TASK GOAL.
Your task is to copy all of the data exactly.
(Beginning of SUPPLIED MATERIAL)
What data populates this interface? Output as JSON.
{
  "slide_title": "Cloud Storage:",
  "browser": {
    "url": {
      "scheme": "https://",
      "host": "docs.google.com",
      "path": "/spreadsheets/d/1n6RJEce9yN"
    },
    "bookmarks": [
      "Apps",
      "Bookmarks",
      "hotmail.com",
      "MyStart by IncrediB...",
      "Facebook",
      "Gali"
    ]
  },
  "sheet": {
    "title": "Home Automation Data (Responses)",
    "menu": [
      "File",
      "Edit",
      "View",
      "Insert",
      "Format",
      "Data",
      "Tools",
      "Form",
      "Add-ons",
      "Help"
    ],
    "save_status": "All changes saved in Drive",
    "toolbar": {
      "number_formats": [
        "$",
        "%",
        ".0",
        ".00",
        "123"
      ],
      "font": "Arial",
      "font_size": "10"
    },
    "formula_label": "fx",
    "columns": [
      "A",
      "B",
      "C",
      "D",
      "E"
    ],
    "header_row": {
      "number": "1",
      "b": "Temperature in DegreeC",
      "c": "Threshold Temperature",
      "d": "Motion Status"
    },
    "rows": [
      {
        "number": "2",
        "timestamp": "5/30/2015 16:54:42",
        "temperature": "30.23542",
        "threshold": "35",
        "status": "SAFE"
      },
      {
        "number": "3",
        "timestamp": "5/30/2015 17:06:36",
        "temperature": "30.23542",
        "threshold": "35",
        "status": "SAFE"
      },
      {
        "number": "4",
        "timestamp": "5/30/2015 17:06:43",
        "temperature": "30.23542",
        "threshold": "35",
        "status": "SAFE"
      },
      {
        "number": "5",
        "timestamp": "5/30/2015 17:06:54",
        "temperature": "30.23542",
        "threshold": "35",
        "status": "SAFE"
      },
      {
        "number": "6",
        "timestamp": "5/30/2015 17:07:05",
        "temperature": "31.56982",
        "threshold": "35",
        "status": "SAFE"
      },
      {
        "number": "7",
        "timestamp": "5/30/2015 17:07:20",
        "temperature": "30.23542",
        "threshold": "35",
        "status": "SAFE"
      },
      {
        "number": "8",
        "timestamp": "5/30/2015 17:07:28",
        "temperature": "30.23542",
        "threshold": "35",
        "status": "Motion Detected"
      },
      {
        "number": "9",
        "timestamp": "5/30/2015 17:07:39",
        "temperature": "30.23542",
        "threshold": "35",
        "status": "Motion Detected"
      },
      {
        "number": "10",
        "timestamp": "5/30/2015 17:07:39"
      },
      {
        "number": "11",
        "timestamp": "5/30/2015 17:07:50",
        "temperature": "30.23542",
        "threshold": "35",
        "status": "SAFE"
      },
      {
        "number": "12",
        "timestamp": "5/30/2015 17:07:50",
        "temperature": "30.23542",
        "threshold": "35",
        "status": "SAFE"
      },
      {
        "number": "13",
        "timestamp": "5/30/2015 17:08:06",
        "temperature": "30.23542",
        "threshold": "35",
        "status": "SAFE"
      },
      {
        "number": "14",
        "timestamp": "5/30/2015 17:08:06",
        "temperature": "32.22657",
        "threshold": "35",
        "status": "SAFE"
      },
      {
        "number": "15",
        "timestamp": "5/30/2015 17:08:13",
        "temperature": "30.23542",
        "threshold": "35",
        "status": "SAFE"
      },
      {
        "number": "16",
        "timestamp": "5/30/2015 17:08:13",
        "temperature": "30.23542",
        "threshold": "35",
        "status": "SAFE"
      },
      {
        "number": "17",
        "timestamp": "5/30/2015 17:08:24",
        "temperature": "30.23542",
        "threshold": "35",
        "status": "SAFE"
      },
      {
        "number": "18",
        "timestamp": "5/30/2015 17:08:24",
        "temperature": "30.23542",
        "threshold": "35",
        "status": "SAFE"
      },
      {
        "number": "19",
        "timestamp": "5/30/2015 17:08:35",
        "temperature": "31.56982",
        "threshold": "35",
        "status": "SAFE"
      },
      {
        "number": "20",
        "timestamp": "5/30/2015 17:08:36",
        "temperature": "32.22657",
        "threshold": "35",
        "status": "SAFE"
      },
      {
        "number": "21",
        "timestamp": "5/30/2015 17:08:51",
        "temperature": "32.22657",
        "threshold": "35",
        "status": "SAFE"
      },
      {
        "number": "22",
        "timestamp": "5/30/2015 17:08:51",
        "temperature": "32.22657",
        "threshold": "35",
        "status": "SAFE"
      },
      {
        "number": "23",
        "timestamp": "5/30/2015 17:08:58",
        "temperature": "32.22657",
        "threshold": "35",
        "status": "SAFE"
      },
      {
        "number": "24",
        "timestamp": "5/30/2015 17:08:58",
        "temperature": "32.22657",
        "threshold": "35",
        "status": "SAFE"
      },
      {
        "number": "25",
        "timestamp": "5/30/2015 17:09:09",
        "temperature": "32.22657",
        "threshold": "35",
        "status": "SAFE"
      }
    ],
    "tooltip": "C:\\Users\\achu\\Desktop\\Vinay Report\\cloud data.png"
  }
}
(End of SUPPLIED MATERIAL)
TASK SOLUTION.
What data populates this interface? Output as JSON.
{
  "slide_title": "Cloud Storage:",
  "browser": {
    "url": {
      "scheme": "https://",
      "host": "docs.google.com",
      "path": "/spreadsheets/d/1n6RJEce9yN"
    },
    "bookmarks": [
      "Apps",
      "Bookmarks",
      "hotmail.com",
      "MyStart by IncrediB...",
      "Facebook",
      "Gali"
    ]
  },
  "sheet": {
    "title": "Home Automation Data (Responses)",
    "menu": [
      "File",
      "Edit",
      "View",
      "Insert",
      "Format",
      "Data",
      "Tools",
      "Form",
      "Add-ons",
      "Help"
    ],
    "save_status": "All changes saved in Drive",
    "toolbar": {
      "number_formats": [
        "$",
        "%",
        ".0",
        ".00",
        "123"
      ],
      "font": "Arial",
      "font_size": "10"
    },
    "formula_label": "fx",
    "columns": [
      "A",
      "B",
      "C",
      "D",
      "E"
    ],
    "header_row": {
      "number": "1",
      "b": "Temperature in DegreeC",
      "c": "Threshold Temperature",
      "d": "Motion Status"
    },
    "rows": [
      {
        "number": "2",
        "timestamp": "5/30/2015 16:54:42",
        "temperature": "30.23542",
        "threshold": "35",
        "status": "SAFE"
      },
      {
        "number": "3",
        "timestamp": "5/30/2015 17:06:36",
        "temperature": "30.23542",
        "threshold": "35",
        "status": "SAFE"
      },
      {
        "number": "4",
        "timestamp": "5/30/2015 17:06:43",
        "temperature": "30.23542",
        "threshold": "35",
        "status": "SAFE"
      },
      {
        "number": "5",
        "timestamp": "5/30/2015 17:06:54",
        "temperature": "30.23542",
        "threshold": "35",
        "status": "SAFE"
      },
      {
        "number": "6",
        "timestamp": "5/30/2015 17:07:05",
        "temperature": "31.56982",
        "threshold": "35",
        "status": "SAFE"
      },
      {
        "number": "7",
        "timestamp": "5/30/2015 17:07:20",
        "temperature": "30.23542",
        "threshold": "35",
        "status": "SAFE"
      },
      {
        "number": "8",
        "timestamp": "5/30/2015 17:07:28",
        "temperature": "30.23542",
        "threshold": "35",
        "status": "Motion Detected"
      },
      {
        "number": "9",
        "timestamp": "5/30/2015 17:07:39",
        "temperature": "30.23542",
        "threshold": "35",
        "status": "Motion Detected"
      },
      {
        "number": "10",
        "timestamp": "5/30/2015 17:07:39"
      },
      {
        "number": "11",
        "timestamp": "5/30/2015 17:07:50",
        "temperature": "30.23542",
        "threshold": "35",
        "status": "SAFE"
      },
      {
        "number": "12",
        "timestamp": "5/30/2015 17:07:50",
        "temperature": "30.23542",
        "threshold": "35",
        "status": "SAFE"
      },
      {
        "number": "13",
        "timestamp": "5/30/2015 17:08:06",
        "temperature": "30.23542",
        "threshold": "35",
        "status": "SAFE"
      },
      {
        "number": "14",
        "timestamp": "5/30/2015 17:08:06",
        "temperature": "32.22657",
        "threshold": "35",
        "status": "SAFE"
      },
      {
        "number": "15",
        "timestamp": "5/30/2015 17:08:13",
        "temperature": "30.23542",
        "threshold": "35",
        "status": "SAFE"
      },
      {
        "number": "16",
        "timestamp": "5/30/2015 17:08:13",
        "temperature": "30.23542",
        "threshold": "35",
        "status": "SAFE"
      },
      {
        "number": "17",
        "timestamp": "5/30/2015 17:08:24",
        "temperature": "30.23542",
        "threshold": "35",
        "status": "SAFE"
      },
      {
        "number": "18",
        "timestamp": "5/30/2015 17:08:24",
        "temperature": "30.23542",
        "threshold": "35",
        "status": "SAFE"
      },
      {
        "number": "19",
        "timestamp": "5/30/2015 17:08:35",
        "temperature": "31.56982",
        "threshold": "35",
        "status": "SAFE"
      },
      {
        "number": "20",
        "timestamp": "5/30/2015 17:08:36",
        "temperature": "32.22657",
        "threshold": "35",
        "status": "SAFE"
      },
      {
        "number": "21",
        "timestamp": "5/30/2015 17:08:51",
        "temperature": "32.22657",
        "threshold": "35",
        "status": "SAFE"
      },
      {
        "number": "22",
        "timestamp": "5/30/2015 17:08:51",
        "temperature": "32.22657",
        "threshold": "35",
        "status": "SAFE"
      },
      {
        "number": "23",
        "timestamp": "5/30/2015 17:08:58",
        "temperature": "32.22657",
        "threshold": "35",
        "status": "SAFE"
      },
      {
        "number": "24",
        "timestamp": "5/30/2015 17:08:58",
        "temperature": "32.22657",
        "threshold": "35",
        "status": "SAFE"
      },
      {
        "number": "25",
        "timestamp": "5/30/2015 17:09:09",
        "temperature": "32.22657",
        "threshold": "35",
        "status": "SAFE"
      }
    ],
    "tooltip": "C:\\Users\\achu\\Desktop\\Vinay Report\\cloud data.png"
  }
}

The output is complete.